> **Information supplied**:
___

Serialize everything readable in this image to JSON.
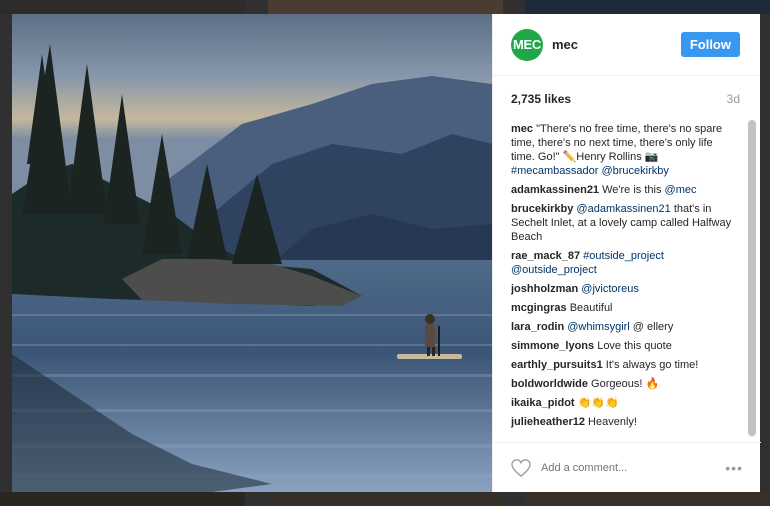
{
  "post": {
    "username": "mec",
    "avatar_text": "MEC",
    "follow_label": "Follow",
    "likes": "2,735 likes",
    "time_ago": "3d",
    "add_comment_placeholder": "Add a comment...",
    "more_label": "•••"
  },
  "caption": {
    "user": "mec",
    "text": " \"There's no free time, there's no spare time, there's no next time, there's only life time. Go!\" ✏️Henry Rollins 📷 ",
    "tags": "#mecambassador @brucekirkby"
  },
  "comments": [
    {
      "user": "adamkassinen21",
      "text": " We're is this ",
      "link": "@mec"
    },
    {
      "user": "brucekirkby",
      "link": " @adamkassinen21",
      "text": " that's in Sechelt Inlet, at a lovely camp called Halfway Beach"
    },
    {
      "user": "rae_mack_87",
      "link": " #outside_project @outside_project",
      "text": ""
    },
    {
      "user": "joshholzman",
      "link": " @jvictoreus",
      "text": ""
    },
    {
      "user": "mcgingras",
      "text": " Beautiful",
      "link": ""
    },
    {
      "user": "lara_rodin",
      "link": " @whimsygirl",
      "text": " @ ellery"
    },
    {
      "user": "simmone_lyons",
      "text": " Love this quote",
      "link": ""
    },
    {
      "user": "earthly_pursuits1",
      "text": " It's always go time!",
      "link": ""
    },
    {
      "user": "boldworldwide",
      "text": " Gorgeous! 🔥",
      "link": ""
    },
    {
      "user": "ikaika_pidot",
      "text": " 👏👏👏",
      "link": ""
    },
    {
      "user": "julieheather12",
      "text": " Heavenly!",
      "link": ""
    }
  ],
  "colors": {
    "follow_button": "#3897f0",
    "avatar_bg": "#1fa84a",
    "link": "#003569"
  }
}
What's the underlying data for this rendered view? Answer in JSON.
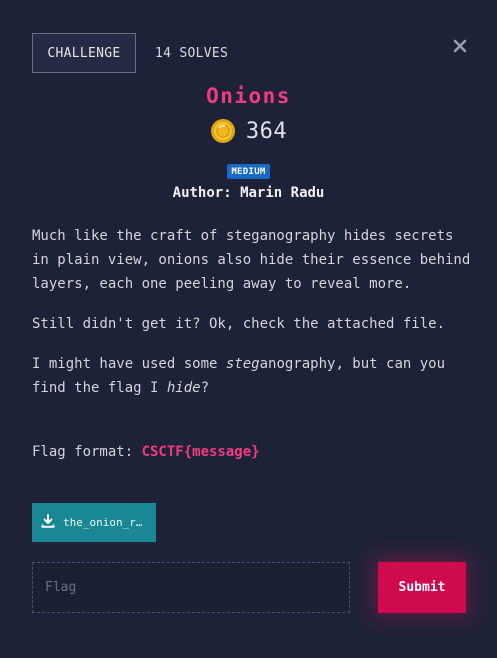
{
  "tabs": {
    "challenge_label": "CHALLENGE",
    "solves_label": "14 SOLVES"
  },
  "challenge": {
    "name": "Onions",
    "points": "364",
    "difficulty": "MEDIUM",
    "author": "Author: Marin Radu"
  },
  "description": {
    "p1": "Much like the craft of steganography hides secrets in plain view, onions also hide their essence behind layers, each one peeling away to reveal more.",
    "p2": "Still didn't get it? Ok, check the attached file.",
    "p3_a": "I might have used some ",
    "p3_em1": "steg",
    "p3_b": "anography, but can you find the flag I ",
    "p3_em2": "hide",
    "p3_c": "?",
    "flag_format_label": "Flag format: ",
    "flag_format_value": "CSCTF{message}"
  },
  "attachment": {
    "file_label": "the_onion_r…",
    "icon": "download-icon"
  },
  "submission": {
    "placeholder": "Flag",
    "submit_label": "Submit"
  },
  "colors": {
    "background": "#1e2238",
    "accent": "#f03c7e",
    "submit": "#cf0a4e",
    "file_button": "#1a8795",
    "badge": "#1769c2"
  }
}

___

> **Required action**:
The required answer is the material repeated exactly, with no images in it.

> **Response below**:
Serialize everything readable in this image to JSON.
{
  "post": {
    "username": "mec",
    "avatar_text": "MEC",
    "follow_label": "Follow",
    "likes": "2,735 likes",
    "time_ago": "3d",
    "add_comment_placeholder": "Add a comment...",
    "more_label": "•••"
  },
  "caption": {
    "user": "mec",
    "text": " \"There's no free time, there's no spare time, there's no next time, there's only life time. Go!\" ✏️Henry Rollins 📷 ",
    "tags": "#mecambassador @brucekirkby"
  },
  "comments": [
    {
      "user": "adamkassinen21",
      "text": " We're is this ",
      "link": "@mec"
    },
    {
      "user": "brucekirkby",
      "link": " @adamkassinen21",
      "text": " that's in Sechelt Inlet, at a lovely camp called Halfway Beach"
    },
    {
      "user": "rae_mack_87",
      "link": " #outside_project @outside_project",
      "text": ""
    },
    {
      "user": "joshholzman",
      "link": " @jvictoreus",
      "text": ""
    },
    {
      "user": "mcgingras",
      "text": " Beautiful",
      "link": ""
    },
    {
      "user": "lara_rodin",
      "link": " @whimsygirl",
      "text": " @ ellery"
    },
    {
      "user": "simmone_lyons",
      "text": " Love this quote",
      "link": ""
    },
    {
      "user": "earthly_pursuits1",
      "text": " It's always go time!",
      "link": ""
    },
    {
      "user": "boldworldwide",
      "text": " Gorgeous! 🔥",
      "link": ""
    },
    {
      "user": "ikaika_pidot",
      "text": " 👏👏👏",
      "link": ""
    },
    {
      "user": "julieheather12",
      "text": " Heavenly!",
      "link": ""
    }
  ],
  "colors": {
    "follow_button": "#3897f0",
    "avatar_bg": "#1fa84a",
    "link": "#003569"
  }
}
What's the underlying data for this rendered view? Answer in JSON.
{
  "tabs": {
    "challenge_label": "CHALLENGE",
    "solves_label": "14 SOLVES"
  },
  "challenge": {
    "name": "Onions",
    "points": "364",
    "difficulty": "MEDIUM",
    "author": "Author: Marin Radu"
  },
  "description": {
    "p1": "Much like the craft of steganography hides secrets in plain view, onions also hide their essence behind layers, each one peeling away to reveal more.",
    "p2": "Still didn't get it? Ok, check the attached file.",
    "p3_a": "I might have used some ",
    "p3_em1": "steg",
    "p3_b": "anography, but can you find the flag I ",
    "p3_em2": "hide",
    "p3_c": "?",
    "flag_format_label": "Flag format: ",
    "flag_format_value": "CSCTF{message}"
  },
  "attachment": {
    "file_label": "the_onion_r…",
    "icon": "download-icon"
  },
  "submission": {
    "placeholder": "Flag",
    "submit_label": "Submit"
  },
  "colors": {
    "background": "#1e2238",
    "accent": "#f03c7e",
    "submit": "#cf0a4e",
    "file_button": "#1a8795",
    "badge": "#1769c2"
  }
}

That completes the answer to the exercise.